### DATA UNDER STUDY:
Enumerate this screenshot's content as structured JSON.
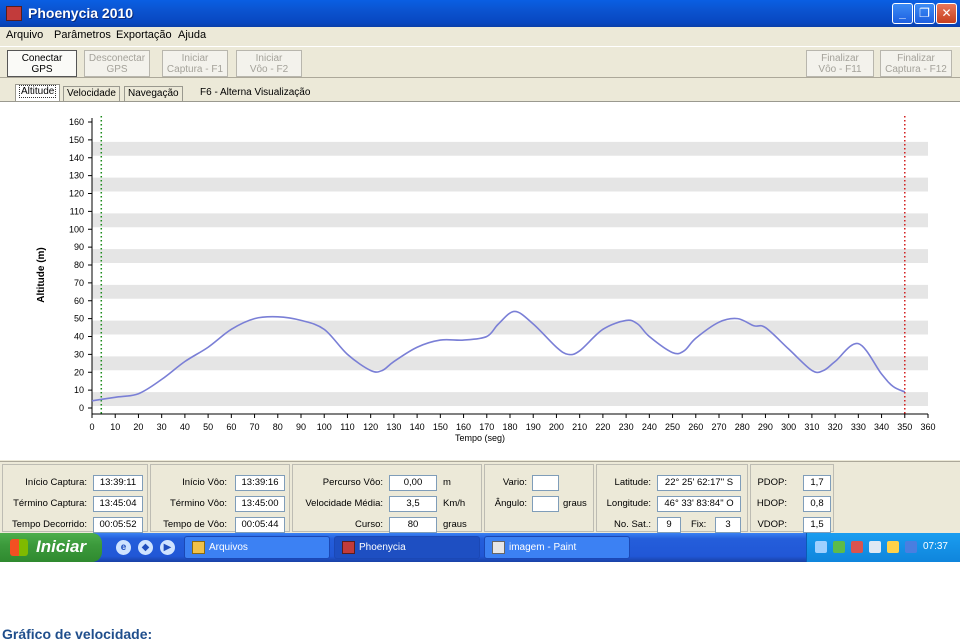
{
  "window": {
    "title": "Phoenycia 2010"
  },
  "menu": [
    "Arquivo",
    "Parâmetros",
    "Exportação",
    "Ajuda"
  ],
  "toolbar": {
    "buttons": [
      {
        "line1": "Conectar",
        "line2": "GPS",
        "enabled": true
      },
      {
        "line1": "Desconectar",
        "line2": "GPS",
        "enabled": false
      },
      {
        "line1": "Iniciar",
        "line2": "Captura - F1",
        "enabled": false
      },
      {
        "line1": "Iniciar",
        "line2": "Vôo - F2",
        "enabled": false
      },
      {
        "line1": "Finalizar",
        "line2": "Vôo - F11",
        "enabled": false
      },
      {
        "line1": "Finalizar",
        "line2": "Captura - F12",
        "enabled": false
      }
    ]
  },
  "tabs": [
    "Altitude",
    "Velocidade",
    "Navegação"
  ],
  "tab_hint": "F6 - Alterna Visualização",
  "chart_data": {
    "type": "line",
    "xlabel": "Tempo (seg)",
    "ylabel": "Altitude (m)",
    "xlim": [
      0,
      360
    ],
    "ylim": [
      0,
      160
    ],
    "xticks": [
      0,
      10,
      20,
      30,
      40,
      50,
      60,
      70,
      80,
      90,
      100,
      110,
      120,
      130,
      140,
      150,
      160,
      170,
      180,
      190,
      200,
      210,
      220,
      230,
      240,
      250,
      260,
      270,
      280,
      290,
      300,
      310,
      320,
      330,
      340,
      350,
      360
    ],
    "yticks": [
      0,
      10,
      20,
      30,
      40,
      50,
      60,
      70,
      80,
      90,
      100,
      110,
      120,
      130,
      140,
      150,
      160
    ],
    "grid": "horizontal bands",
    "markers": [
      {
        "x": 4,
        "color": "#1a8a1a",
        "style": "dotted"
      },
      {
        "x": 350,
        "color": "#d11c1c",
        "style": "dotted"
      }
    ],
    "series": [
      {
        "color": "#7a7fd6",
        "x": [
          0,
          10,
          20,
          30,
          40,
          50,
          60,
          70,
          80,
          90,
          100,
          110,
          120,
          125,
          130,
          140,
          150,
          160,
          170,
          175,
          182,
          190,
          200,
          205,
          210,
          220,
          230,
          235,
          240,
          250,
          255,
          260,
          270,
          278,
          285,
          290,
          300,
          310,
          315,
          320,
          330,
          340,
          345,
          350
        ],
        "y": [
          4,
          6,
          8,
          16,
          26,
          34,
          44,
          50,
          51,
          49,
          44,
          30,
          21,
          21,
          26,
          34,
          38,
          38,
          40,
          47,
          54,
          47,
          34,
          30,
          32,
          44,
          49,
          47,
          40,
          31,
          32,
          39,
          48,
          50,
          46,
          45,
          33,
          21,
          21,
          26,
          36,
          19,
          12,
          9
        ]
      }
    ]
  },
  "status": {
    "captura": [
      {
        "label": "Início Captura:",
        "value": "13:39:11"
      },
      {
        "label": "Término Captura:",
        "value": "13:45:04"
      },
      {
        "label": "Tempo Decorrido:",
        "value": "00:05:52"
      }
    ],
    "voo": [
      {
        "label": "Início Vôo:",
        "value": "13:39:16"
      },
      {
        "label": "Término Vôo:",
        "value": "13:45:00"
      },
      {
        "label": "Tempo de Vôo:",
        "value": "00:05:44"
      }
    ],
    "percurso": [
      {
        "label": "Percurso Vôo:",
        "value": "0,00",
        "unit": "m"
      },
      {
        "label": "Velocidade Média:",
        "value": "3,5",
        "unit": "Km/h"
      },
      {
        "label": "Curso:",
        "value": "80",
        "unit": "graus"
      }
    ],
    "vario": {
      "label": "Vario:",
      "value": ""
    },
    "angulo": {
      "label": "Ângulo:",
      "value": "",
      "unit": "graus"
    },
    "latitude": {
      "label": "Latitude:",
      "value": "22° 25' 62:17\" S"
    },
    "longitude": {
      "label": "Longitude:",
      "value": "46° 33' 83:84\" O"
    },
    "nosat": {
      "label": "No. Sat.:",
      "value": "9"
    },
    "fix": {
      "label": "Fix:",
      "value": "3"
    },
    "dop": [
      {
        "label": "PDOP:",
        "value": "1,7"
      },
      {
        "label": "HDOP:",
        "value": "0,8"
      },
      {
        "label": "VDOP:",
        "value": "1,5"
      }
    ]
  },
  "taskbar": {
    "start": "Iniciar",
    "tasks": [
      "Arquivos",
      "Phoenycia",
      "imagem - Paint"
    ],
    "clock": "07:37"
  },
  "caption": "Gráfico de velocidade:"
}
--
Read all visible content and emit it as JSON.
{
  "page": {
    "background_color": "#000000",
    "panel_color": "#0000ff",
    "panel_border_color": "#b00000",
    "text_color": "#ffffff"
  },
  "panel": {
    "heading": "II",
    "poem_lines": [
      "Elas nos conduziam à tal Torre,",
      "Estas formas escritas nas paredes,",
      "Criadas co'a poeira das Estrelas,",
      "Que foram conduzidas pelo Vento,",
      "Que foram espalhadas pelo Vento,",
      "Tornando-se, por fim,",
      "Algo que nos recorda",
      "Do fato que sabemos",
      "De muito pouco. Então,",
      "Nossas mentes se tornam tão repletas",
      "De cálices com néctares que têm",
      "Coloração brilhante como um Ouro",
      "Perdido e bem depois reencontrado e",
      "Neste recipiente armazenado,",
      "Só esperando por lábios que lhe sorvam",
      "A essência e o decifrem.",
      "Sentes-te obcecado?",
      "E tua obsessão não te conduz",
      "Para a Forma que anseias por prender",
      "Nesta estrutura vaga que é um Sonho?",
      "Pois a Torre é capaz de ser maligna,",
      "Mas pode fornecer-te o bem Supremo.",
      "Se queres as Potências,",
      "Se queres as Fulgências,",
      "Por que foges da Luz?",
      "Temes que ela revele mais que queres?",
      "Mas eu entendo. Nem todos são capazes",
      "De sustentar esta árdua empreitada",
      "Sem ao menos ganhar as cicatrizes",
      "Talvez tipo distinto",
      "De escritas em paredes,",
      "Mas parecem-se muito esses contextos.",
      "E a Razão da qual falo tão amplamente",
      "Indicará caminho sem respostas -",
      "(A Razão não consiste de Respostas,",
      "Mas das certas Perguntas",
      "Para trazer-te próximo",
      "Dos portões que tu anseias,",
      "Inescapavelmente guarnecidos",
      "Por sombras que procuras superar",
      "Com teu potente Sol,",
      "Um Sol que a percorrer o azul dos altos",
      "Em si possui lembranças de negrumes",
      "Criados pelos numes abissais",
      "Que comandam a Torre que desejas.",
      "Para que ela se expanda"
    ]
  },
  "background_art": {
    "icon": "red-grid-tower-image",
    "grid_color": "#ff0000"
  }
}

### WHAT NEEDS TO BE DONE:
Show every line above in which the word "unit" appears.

### THE COMPLETED TASK:
        "unit": "m"
        "unit": "Km/h"
        "unit": "graus"
      "unit": "graus"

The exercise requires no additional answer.